→ **Exercise directions**: Each line of the material holding the word "close" must be identified and copied.

Data excerpts below:

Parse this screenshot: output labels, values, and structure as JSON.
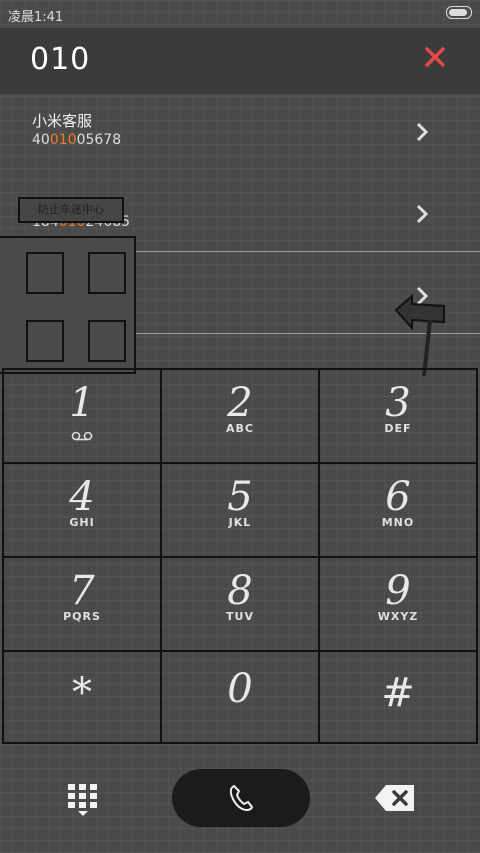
{
  "status": {
    "time": "凌晨1:41"
  },
  "header": {
    "dial_number": "010",
    "close_icon": "close-icon"
  },
  "results": [
    {
      "name": "小米客服",
      "number_pre": "40",
      "number_hl": "010",
      "number_post": "05678"
    },
    {
      "name": "",
      "number_pre": "184",
      "number_hl": "010",
      "number_post": "24685"
    }
  ],
  "sign": {
    "text": "防止车迷中心"
  },
  "keypad": {
    "keys": [
      {
        "digit": "1",
        "letters": ""
      },
      {
        "digit": "2",
        "letters": "ABC"
      },
      {
        "digit": "3",
        "letters": "DEF"
      },
      {
        "digit": "4",
        "letters": "GHI"
      },
      {
        "digit": "5",
        "letters": "JKL"
      },
      {
        "digit": "6",
        "letters": "MNO"
      },
      {
        "digit": "7",
        "letters": "PQRS"
      },
      {
        "digit": "8",
        "letters": "TUV"
      },
      {
        "digit": "9",
        "letters": "WXYZ"
      },
      {
        "digit": "*",
        "letters": ""
      },
      {
        "digit": "0",
        "letters": ""
      },
      {
        "digit": "#",
        "letters": ""
      }
    ]
  },
  "bottombar": {
    "keypad_icon": "dialpad-icon",
    "call_icon": "phone-icon",
    "delete_icon": "backspace-icon"
  },
  "colors": {
    "accent": "#f07a2a",
    "close": "#e34a4a",
    "background": "#4a4a4a"
  }
}
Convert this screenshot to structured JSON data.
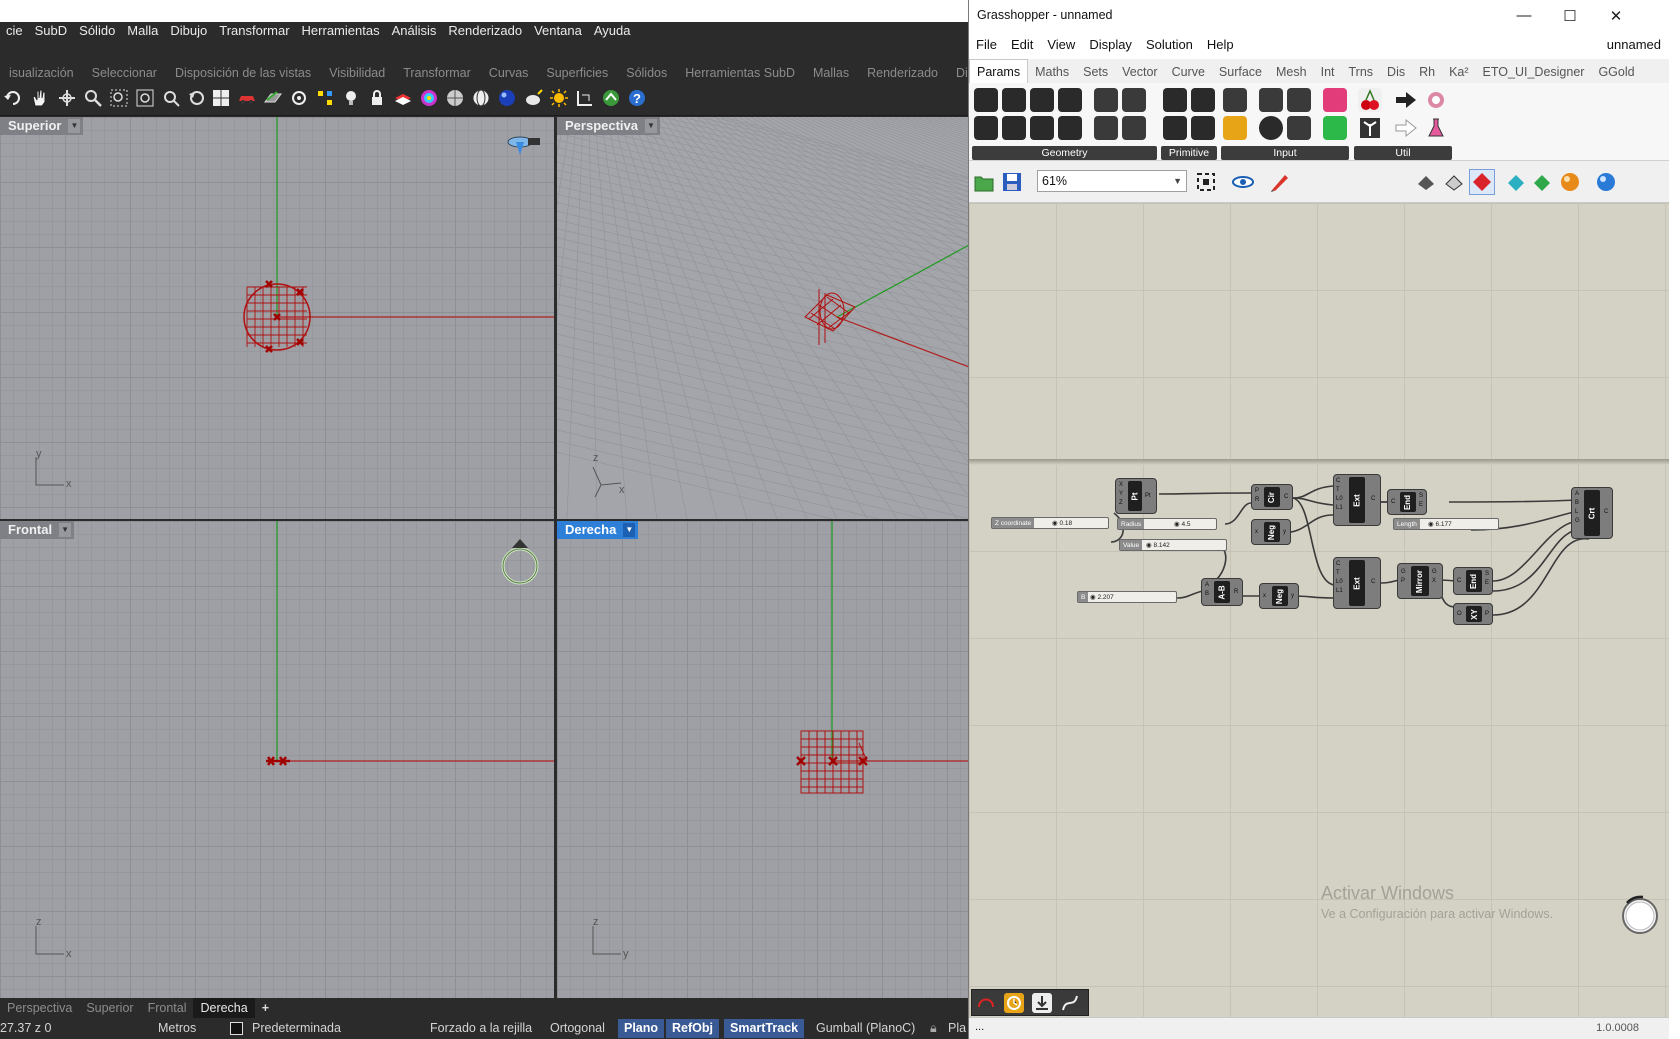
{
  "rhino": {
    "menu": [
      "cie",
      "SubD",
      "Sólido",
      "Malla",
      "Dibujo",
      "Transformar",
      "Herramientas",
      "Análisis",
      "Renderizado",
      "Ventana",
      "Ayuda"
    ],
    "tabs": [
      "isualización",
      "Seleccionar",
      "Disposición de las vistas",
      "Visibilidad",
      "Transformar",
      "Curvas",
      "Superficies",
      "Sólidos",
      "Herramientas SubD",
      "Mallas",
      "Renderizado",
      "Dibujo"
    ],
    "viewports": {
      "top_left": "Superior",
      "top_right": "Perspectiva",
      "bottom_left": "Frontal",
      "bottom_right": "Derecha"
    },
    "axes": {
      "y": "y",
      "x": "x",
      "z": "z"
    },
    "bottom_tabs": [
      "Perspectiva",
      "Superior",
      "Frontal",
      "Derecha"
    ],
    "add_tab": "+",
    "status": {
      "coords": "27.37  z 0",
      "units": "Metros",
      "layer": "Predeterminada",
      "grid_snap": "Forzado a la rejilla",
      "ortho": "Orthogonal",
      "ortho_text": "Ortogonal",
      "planar": "Plano",
      "osnap": "RefObj",
      "smarttrack": "SmartTrack",
      "gumball": "Gumball (PlanoC)",
      "overflow": "Pla"
    },
    "colors": {
      "active_viewport": "#2d7fd8",
      "status_pill": "#3a5a95",
      "geometry": "#b01010",
      "x_axis": "#b02020",
      "y_axis": "#1e9a1e"
    }
  },
  "gh": {
    "title": "Grasshopper - unnamed",
    "window_controls": {
      "minimize": "—",
      "maximize": "☐",
      "close": "✕"
    },
    "menu": [
      "File",
      "Edit",
      "View",
      "Display",
      "Solution",
      "Help"
    ],
    "doc_name": "unnamed",
    "tabs": [
      "Params",
      "Maths",
      "Sets",
      "Vector",
      "Curve",
      "Surface",
      "Mesh",
      "Int",
      "Trns",
      "Dis",
      "Rh",
      "Ka²",
      "ETO_UI_Designer",
      "GGold"
    ],
    "ribbon_groups": [
      "Geometry",
      "Primitive",
      "Input",
      "Util"
    ],
    "zoom": "61%",
    "canvas": {
      "sliders": [
        {
          "label": "Z coordinate",
          "value": "0.18"
        },
        {
          "label": "Radius",
          "value": "4.5"
        },
        {
          "label": "Value",
          "value": "8.142"
        },
        {
          "label": "B",
          "value": "2.207"
        },
        {
          "label": "Length",
          "value": "6.177"
        }
      ],
      "components": [
        {
          "name": "Pt",
          "inputs": "X\nY\nZ",
          "outputs": "Pt"
        },
        {
          "name": "Cir",
          "inputs": "P\nR",
          "outputs": "C"
        },
        {
          "name": "Neg",
          "inputs": "x",
          "outputs": "y"
        },
        {
          "name": "Ext",
          "inputs": "C\nT\nL0\nL1",
          "outputs": "C"
        },
        {
          "name": "End",
          "inputs": "C",
          "outputs": "S\nE"
        },
        {
          "name": "A-B",
          "inputs": "A\nB",
          "outputs": "R"
        },
        {
          "name": "Neg",
          "inputs": "x",
          "outputs": "y"
        },
        {
          "name": "Ext",
          "inputs": "C\nT\nL0\nL1",
          "outputs": "C"
        },
        {
          "name": "Mirror",
          "inputs": "G\nP",
          "outputs": "G\nX"
        },
        {
          "name": "End",
          "inputs": "C",
          "outputs": "S\nE"
        },
        {
          "name": "XY",
          "inputs": "O",
          "outputs": "P"
        },
        {
          "name": "Crt",
          "inputs": "A\nB\nL\nG",
          "outputs": "C"
        }
      ]
    },
    "watermark": {
      "title": "Activar Windows",
      "subtitle": "Ve a Configuración para activar Windows."
    },
    "status_left": "...",
    "version": "1.0.0008"
  }
}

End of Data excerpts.

→ **Exercise output**:
    "close_icon": "close-icon"
    "close": "#e34a4a",
      "close": "✕"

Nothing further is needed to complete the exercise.